Combat veterans from the post-911 era could be the first to access expanded health care for toxic exposure under a bill introduced by Sens. Jon Tester and Jerry Moran on Tuesday.
Tester, a Montana Democrat and Moran, a Kansas Republican, said their Health Care for Burn Pit Veterans Act represents the first in a three-step strategy intended to tackle toxic exposure over generations of conflict and its health impacts on the veteran community.
“Without action, post-911 veterans will suffer as Vietnam veterans have, and every year more toxic exposure veterans will pay the ultimate price waiting for the treatment they need,” Tester said. “We’re seizing on an immediate opportunity to advance legislation that will connect millions of burn-pit veterans with the care they need, and the care they can’t wait for any longer.”
Efforts to advance the Compensation and Overdue Support for Troops Act haven’t succeeded just yet, prompting Tester and Moran to break their legislation into various pieces in hopes of passing them individually. The Health Care for Burn Pit Veterans marks the first step in that process and is one of several moving pieces within the VA to address toxic exposure.

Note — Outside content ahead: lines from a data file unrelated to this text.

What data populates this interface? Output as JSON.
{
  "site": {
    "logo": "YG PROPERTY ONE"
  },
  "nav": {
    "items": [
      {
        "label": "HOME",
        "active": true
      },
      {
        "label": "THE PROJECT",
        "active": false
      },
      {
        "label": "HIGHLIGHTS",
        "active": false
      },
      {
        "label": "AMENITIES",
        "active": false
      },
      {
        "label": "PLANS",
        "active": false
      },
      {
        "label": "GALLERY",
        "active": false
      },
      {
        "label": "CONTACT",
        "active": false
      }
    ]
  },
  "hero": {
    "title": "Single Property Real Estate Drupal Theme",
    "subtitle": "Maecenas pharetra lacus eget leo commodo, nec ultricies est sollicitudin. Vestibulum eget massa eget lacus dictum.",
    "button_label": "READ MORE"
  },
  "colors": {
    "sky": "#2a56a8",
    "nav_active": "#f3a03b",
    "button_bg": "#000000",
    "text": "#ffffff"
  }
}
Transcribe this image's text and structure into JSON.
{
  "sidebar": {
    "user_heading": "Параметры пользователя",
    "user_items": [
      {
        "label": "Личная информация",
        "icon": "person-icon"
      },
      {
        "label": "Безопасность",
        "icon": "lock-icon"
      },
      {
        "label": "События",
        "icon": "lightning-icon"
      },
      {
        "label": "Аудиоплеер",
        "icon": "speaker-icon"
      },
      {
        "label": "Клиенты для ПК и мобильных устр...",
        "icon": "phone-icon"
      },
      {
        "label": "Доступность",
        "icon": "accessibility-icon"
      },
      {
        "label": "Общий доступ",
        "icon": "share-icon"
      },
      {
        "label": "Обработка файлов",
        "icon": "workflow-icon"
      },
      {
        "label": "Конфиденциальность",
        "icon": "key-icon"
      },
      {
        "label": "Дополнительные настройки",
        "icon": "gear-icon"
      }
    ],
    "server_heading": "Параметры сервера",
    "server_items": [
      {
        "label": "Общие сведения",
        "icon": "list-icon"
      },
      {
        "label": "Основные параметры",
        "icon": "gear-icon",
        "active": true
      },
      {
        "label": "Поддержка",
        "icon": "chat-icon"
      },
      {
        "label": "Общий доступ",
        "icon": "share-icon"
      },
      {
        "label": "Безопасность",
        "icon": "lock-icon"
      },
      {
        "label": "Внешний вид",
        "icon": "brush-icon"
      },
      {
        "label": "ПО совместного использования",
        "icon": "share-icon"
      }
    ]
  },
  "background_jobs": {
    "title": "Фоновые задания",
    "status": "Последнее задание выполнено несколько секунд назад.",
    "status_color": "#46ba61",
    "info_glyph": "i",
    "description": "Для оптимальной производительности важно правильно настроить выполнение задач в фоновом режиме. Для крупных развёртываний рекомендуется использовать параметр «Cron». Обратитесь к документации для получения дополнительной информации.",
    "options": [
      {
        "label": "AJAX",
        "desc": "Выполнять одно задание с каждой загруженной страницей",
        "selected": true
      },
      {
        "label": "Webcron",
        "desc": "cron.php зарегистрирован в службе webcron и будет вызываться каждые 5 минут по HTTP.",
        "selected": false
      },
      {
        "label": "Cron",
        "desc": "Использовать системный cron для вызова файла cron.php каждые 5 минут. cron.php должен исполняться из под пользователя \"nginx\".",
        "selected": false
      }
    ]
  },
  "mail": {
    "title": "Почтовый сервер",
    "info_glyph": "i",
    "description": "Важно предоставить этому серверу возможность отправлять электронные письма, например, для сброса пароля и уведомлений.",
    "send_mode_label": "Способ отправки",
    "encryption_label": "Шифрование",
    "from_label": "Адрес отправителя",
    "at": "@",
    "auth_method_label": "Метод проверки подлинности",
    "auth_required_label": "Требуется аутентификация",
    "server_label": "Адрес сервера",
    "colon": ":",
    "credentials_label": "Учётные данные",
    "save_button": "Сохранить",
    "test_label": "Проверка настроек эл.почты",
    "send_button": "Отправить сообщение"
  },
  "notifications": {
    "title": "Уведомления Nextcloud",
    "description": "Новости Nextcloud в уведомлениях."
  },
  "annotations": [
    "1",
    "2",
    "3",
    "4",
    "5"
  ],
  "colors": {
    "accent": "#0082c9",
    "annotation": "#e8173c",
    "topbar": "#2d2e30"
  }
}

Tester, chairman of the Senate Committee on Veterans Affairs, said the push includes an effort to provide greater access to health care for veterans exposed to airborne toxic materials, including burn pits. The second phase would establish a new and transparent process allowing the VA to determine future presumptive conditions.
Phase three includes delivering benefits to toxic-exposure veterans, Tester said.
“Right now, one-third of the 3.5 million post-911 combat veterans are unable to access VA care,” Tester said. “Many of these men and women were exposed to burn pits, and that’s a serious problem. Some of them may assume they would never need VA care but are now battling late and emerging health care challenges, often a byproduct of toxic exposure.”
Moran, who now serves as the VA committee’s ranking member, said he and Tester together have tackled challenges within the VA system over the years, including mental health and suicide prevention. They’ve now teamed up to push the first piece of their legislation forward related to toxic exposure.
Moran said the Health Care for Burn Pit Veterans Act goes before the committee on Wednesday.
“Our expectation is that it will pass because every Republican member and every Democrat member of the committee is a co-sponsor of this legislation,” Moran said. “This is the first step on a continuum in trying to make certain those who experienced toxic exposure and as a result are suffering in their health will receive medical benefits.”
Moran added that the VA is working to address presumptions for benefits and is testing when certain presumptions on exposure and its impacts will come into play in determining a veteran’s health care needs.
“The VA doesn’t have the authority to do what this legislation authorizes in regard to medical benefits,” Moran said. “The VA does have the authority to add presumptions, and they’re in the process of moving forward in that regard.”